● **WHAT THIS TASK INVOLVES**
Examine the records below. Report how many of their lines contain the word "maxAge", with no other content.

● **Data about app and page elements**
★ ★ ★ ★ ★
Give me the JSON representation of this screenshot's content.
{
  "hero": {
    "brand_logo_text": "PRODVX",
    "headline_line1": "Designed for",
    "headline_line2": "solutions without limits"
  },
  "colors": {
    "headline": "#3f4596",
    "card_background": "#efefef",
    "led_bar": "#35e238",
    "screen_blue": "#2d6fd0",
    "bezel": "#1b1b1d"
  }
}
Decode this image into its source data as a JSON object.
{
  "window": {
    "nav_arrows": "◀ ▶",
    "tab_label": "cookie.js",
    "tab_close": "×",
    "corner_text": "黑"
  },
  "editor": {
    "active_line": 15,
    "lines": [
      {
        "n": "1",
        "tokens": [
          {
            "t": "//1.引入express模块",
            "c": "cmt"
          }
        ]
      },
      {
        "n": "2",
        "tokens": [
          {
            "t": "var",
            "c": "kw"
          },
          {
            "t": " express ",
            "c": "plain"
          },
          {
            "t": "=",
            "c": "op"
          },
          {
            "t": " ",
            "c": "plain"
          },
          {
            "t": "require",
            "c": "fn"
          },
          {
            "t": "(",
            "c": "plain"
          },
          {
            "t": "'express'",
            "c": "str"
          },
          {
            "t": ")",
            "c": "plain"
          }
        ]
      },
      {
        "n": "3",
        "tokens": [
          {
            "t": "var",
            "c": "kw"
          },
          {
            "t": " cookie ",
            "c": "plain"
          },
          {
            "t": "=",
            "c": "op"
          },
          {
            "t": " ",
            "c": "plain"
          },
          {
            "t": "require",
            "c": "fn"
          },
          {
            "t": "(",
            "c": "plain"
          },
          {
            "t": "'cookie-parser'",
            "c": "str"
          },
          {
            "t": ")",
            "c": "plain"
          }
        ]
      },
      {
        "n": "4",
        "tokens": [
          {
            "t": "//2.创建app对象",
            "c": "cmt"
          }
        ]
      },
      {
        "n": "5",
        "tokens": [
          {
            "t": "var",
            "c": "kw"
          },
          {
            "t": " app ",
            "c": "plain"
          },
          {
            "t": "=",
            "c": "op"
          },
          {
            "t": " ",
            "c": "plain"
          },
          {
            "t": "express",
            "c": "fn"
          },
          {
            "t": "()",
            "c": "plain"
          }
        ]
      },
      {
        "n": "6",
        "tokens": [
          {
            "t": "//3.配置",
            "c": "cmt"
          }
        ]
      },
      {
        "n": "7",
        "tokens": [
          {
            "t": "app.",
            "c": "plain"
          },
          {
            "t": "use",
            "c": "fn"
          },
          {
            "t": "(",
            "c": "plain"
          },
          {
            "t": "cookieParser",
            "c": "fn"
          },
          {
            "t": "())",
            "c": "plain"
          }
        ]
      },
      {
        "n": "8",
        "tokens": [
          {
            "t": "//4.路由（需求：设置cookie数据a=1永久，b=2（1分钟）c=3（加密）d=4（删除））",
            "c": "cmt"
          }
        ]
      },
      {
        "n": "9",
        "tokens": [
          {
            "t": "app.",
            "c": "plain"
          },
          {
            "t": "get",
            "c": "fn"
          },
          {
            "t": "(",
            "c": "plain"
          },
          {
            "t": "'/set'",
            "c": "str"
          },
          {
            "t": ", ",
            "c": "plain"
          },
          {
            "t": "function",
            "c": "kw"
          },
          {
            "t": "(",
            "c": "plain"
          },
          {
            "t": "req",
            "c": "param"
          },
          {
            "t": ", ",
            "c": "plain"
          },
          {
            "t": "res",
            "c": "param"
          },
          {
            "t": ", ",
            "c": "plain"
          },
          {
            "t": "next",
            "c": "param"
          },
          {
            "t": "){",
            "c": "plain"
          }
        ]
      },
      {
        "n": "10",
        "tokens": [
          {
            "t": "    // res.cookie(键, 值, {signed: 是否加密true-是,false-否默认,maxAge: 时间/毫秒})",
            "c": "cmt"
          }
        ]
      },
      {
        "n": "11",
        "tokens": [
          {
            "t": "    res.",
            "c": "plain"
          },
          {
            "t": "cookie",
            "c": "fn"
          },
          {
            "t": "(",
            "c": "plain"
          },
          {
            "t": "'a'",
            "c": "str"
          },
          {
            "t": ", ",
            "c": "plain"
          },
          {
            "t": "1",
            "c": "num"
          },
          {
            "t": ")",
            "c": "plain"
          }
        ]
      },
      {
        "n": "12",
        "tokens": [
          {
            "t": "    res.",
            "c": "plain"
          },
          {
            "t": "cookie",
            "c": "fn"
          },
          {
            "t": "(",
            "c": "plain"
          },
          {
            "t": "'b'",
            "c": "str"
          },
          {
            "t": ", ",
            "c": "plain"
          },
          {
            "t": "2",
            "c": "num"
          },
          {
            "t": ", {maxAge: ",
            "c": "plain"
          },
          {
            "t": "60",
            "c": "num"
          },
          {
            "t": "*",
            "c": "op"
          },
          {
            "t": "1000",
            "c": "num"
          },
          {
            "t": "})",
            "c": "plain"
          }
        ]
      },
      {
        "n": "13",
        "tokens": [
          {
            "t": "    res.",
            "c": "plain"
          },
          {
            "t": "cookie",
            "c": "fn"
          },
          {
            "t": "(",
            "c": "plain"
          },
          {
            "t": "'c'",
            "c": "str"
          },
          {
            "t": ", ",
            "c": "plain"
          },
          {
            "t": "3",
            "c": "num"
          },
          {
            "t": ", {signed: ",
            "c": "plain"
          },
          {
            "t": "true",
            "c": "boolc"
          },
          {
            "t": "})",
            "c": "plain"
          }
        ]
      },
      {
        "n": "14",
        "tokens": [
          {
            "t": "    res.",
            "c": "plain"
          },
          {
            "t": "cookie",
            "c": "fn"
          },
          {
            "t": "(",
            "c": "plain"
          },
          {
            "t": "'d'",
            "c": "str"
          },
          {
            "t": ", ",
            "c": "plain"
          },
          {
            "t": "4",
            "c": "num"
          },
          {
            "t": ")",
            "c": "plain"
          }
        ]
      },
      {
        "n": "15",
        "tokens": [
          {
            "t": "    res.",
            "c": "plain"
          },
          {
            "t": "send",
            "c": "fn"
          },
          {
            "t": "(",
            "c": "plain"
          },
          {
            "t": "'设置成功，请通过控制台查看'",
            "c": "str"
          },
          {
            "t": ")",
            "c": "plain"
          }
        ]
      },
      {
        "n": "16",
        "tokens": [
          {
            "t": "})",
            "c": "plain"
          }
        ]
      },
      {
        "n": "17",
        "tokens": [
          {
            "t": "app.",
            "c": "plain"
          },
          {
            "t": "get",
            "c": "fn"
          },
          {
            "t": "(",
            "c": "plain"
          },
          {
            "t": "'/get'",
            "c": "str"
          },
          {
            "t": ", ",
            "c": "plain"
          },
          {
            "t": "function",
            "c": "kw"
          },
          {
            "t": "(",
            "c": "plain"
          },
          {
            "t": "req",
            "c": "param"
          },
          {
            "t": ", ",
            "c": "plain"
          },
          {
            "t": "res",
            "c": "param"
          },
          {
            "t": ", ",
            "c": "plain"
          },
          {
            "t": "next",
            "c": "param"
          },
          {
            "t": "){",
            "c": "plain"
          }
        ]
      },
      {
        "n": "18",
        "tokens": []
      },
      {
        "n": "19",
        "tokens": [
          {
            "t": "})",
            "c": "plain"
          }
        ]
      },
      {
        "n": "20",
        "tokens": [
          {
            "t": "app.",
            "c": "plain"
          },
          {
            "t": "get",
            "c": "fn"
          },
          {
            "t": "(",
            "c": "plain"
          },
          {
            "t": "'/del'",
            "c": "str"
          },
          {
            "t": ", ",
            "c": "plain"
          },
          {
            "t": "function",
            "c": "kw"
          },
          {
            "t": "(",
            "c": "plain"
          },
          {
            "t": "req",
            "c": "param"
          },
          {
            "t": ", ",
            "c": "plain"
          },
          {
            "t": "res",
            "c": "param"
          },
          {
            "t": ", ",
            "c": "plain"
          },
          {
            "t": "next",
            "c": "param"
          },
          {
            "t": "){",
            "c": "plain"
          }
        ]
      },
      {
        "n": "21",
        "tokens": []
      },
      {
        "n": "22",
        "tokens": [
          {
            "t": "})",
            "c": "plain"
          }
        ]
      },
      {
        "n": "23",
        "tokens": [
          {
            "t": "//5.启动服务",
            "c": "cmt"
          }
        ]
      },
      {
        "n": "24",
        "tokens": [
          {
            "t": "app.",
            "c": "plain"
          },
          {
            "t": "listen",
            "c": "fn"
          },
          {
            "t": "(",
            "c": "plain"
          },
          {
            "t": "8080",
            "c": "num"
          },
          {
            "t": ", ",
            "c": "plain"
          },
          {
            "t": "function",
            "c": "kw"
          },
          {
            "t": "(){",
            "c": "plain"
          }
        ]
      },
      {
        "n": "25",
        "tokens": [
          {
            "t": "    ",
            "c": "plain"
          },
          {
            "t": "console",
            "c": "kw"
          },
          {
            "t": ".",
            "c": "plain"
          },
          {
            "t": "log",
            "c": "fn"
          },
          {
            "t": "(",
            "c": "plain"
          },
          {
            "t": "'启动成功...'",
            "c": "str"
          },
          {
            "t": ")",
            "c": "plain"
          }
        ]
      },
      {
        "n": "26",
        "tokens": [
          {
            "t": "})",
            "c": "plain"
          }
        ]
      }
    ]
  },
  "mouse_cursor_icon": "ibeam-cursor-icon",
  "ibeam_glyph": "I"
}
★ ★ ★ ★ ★
● **TASK RESPONSE**
2